* **WHAT NEEDS TO BE DONE**
Each line of the material below with the word "from" is to be reported.

* **MATERIAL FOR THE TASK**

Start of Block

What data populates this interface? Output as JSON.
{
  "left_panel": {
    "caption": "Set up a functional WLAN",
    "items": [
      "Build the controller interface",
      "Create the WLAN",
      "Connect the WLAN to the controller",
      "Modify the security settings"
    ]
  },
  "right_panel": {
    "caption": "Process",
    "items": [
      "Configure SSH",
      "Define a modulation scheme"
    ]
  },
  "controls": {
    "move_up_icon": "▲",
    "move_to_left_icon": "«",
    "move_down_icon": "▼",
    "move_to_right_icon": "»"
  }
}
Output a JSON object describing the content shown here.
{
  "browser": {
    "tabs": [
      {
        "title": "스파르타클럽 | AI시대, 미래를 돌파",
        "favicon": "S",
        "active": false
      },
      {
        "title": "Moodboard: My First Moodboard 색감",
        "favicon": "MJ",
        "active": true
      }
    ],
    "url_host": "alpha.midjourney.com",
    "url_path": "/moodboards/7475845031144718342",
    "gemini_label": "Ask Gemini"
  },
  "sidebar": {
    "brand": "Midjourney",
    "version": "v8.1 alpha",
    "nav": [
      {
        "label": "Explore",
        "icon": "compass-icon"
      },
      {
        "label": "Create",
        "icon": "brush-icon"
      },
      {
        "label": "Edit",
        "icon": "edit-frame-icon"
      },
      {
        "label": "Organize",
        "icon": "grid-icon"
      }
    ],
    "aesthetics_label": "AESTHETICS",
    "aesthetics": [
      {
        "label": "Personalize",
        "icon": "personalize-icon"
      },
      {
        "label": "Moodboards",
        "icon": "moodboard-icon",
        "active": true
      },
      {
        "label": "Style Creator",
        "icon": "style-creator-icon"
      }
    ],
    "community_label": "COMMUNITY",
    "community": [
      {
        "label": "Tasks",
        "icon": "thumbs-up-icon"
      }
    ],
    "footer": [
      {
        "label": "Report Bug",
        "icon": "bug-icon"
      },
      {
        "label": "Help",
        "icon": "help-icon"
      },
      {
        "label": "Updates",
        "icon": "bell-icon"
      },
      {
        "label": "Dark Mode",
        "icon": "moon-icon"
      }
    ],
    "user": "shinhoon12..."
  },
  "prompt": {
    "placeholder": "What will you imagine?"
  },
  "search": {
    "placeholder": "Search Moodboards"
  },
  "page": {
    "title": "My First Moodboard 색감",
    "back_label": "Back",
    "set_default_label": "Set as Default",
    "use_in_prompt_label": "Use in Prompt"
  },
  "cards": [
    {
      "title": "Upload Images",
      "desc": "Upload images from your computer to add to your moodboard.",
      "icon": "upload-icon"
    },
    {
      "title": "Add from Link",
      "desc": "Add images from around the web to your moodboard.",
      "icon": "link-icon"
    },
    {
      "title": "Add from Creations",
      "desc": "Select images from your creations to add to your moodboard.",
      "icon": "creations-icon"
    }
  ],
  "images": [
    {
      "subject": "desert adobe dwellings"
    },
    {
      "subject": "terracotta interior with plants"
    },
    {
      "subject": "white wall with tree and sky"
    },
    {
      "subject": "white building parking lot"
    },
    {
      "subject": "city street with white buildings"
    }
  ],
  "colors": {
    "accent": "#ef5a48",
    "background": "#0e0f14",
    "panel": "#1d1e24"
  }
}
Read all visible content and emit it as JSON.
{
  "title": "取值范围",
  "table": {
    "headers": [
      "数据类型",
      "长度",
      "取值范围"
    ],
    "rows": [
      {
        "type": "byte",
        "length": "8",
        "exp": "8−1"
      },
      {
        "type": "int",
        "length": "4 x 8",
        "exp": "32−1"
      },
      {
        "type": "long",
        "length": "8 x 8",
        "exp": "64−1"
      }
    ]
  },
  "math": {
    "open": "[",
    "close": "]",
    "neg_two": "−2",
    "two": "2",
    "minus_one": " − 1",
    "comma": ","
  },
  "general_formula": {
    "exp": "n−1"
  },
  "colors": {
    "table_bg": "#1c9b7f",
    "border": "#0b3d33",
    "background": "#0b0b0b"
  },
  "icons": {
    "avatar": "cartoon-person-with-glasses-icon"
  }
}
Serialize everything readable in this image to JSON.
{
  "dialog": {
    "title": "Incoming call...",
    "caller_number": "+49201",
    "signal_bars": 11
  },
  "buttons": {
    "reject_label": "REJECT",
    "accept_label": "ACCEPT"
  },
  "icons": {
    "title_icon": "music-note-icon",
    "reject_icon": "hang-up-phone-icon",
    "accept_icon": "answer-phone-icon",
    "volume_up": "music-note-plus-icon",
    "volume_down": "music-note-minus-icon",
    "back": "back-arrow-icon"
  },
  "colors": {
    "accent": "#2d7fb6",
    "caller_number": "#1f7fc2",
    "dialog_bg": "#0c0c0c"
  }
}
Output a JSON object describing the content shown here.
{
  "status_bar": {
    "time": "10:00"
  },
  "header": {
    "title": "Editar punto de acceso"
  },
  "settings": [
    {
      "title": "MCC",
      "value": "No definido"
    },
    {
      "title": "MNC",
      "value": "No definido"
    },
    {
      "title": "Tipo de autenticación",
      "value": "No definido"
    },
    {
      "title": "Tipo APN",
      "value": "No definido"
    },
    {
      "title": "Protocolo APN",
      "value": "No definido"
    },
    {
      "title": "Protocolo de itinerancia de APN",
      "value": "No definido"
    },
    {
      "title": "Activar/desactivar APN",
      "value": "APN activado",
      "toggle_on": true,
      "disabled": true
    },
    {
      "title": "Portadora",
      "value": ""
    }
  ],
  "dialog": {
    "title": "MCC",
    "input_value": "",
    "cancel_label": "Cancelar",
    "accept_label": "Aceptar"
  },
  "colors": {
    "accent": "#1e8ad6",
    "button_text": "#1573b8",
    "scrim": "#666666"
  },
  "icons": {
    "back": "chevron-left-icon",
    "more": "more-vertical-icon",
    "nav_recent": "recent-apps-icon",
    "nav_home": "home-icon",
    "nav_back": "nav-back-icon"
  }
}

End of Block

* **TASK RESULT**
      "desc": "Upload images from your computer to add to your moodboard.",
      "title": "Add from Link",
      "desc": "Add images from around the web to your moodboard.",
      "title": "Add from Creations",
      "desc": "Select images from your creations to add to your moodboard.",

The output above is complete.